N (PRINCIPAL) ELEVATION: advanced central bay with three lancets to ground level and hood-moulded curvilinear-tracery above. Flanked by recessed entrances to either side. Hood-moulded Gothic entrances with boarded timber doors reached by 5 steps. Piended dormers with bipartite trefoil-headed windows over. Advanced gabled outer bay to left with single lancet and arrow loop over.
W ELEVATION: single gable with triple lancets to ground and bipartite trefoil-headed window in square opening above.
S ELEVATION: later central gable, pair of round-headed openings to ground, each with 2 trefoil headed shafts and quatrofoil light. Louvred gablet ventilators.
INTERIOR: timber truss roof on stone corbels with boarded ceiling.
TOWER: squat square-plan tower in 3 stages with arrow-loop to base of front elevation. Single lancets to 2nd stage and a pair of lancets to the apexes; saddle back roof.
HALLS: Single storey 7-bay piended hall adjoining to SW corner of church. 3 pairs of segemental headed openings with square headed door off centre to right.
Zinc or cast-iron lattice glazing. Grey slate. Stepped skews, cruciform
BOUNDARY WALLS: sandstone rubble with roughly semi-circular copes. Square-plan gatepiers.
Statement of Special Interest
Kirknewton Church retains much of the character of an 18th century village church. The 19th century alterations by Brown and Wardrop (see below) were relatively sensitive, and have not had a overly negative impact on this character. The church commands a central position in the parish on a prominent elevated open site.

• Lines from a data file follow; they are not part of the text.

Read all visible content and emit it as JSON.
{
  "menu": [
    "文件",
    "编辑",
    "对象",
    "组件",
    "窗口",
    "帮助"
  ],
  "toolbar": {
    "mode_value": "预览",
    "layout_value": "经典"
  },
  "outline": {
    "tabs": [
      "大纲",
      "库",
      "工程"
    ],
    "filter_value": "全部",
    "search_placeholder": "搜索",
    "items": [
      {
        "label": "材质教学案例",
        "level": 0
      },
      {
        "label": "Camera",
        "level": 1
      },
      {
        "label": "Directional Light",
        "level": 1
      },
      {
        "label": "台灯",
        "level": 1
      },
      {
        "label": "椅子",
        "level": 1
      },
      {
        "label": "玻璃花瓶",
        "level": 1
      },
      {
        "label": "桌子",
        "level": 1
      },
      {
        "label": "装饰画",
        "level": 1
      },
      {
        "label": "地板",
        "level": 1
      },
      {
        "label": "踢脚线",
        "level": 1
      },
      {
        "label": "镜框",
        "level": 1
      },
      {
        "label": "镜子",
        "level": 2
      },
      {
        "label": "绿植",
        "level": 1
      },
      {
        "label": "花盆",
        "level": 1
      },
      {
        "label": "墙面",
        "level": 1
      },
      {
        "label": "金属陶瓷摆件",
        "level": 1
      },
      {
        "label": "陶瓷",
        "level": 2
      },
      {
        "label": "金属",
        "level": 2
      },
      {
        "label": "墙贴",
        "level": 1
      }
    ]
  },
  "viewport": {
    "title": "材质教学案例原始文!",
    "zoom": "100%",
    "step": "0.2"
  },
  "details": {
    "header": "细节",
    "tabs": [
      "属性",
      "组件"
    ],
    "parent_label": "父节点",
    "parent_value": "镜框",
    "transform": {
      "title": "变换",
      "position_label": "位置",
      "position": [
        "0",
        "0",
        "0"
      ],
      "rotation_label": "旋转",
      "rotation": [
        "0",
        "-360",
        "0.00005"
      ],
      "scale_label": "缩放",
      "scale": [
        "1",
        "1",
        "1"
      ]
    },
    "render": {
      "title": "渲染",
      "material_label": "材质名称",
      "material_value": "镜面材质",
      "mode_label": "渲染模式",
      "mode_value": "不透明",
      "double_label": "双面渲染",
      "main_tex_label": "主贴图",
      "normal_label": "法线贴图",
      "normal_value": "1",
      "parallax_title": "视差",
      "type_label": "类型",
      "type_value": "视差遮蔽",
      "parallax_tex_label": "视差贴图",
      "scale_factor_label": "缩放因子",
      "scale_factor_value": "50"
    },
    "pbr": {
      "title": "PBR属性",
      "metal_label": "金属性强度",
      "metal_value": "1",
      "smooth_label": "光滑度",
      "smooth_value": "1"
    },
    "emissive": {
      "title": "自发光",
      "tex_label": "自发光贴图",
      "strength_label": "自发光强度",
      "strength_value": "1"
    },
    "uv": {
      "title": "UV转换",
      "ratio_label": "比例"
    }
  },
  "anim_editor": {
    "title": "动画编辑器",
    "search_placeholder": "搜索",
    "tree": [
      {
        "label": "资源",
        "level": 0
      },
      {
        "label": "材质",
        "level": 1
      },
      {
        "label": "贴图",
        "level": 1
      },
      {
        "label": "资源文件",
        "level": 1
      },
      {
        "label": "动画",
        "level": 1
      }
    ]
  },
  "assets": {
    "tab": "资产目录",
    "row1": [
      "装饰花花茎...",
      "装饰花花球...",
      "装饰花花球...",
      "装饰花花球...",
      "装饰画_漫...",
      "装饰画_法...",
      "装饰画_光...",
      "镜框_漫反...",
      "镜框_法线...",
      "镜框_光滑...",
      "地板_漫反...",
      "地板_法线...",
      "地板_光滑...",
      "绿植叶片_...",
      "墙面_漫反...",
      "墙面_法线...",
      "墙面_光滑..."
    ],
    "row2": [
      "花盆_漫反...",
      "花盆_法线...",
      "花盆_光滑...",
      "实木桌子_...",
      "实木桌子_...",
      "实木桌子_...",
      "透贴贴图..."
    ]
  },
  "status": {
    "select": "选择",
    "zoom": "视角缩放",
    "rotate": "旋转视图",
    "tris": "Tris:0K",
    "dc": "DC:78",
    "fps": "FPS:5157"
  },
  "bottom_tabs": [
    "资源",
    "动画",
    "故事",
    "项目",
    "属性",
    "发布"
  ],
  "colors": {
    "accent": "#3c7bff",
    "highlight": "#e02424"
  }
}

The present structure was begun in 1759 following the amalgamation of Kirknewton and East Calder parishes. The building was substantially altered by Brown and Wardrop in 1872, when it took on a more Gothic appearance with the addition of the tower and gable to the N elevation. The work also involved the removal of the gallery from the interior and may have included the remodelling of the windows to form Gothic lancets. The two windows to the S elevation may be the only openings to survive from the original church. Many of the windows appear to be zinc-framed, but the date of these is uncertain. It may be that all the indows were replaced in the 1872 conversion. The difference in stonework of the central gable of the S elevation would suggest that this gable was a later addition. Ashlar margins and random rubblework also suggest that the buildings was originally harled.
A new manse was also built in 1750 and substantially upgraded in the 1830s. A later manse, now Highfield on the other side of the road, was constructed some time after 1840. The original manse (see separate listing) is also referred to as the schoolhouse.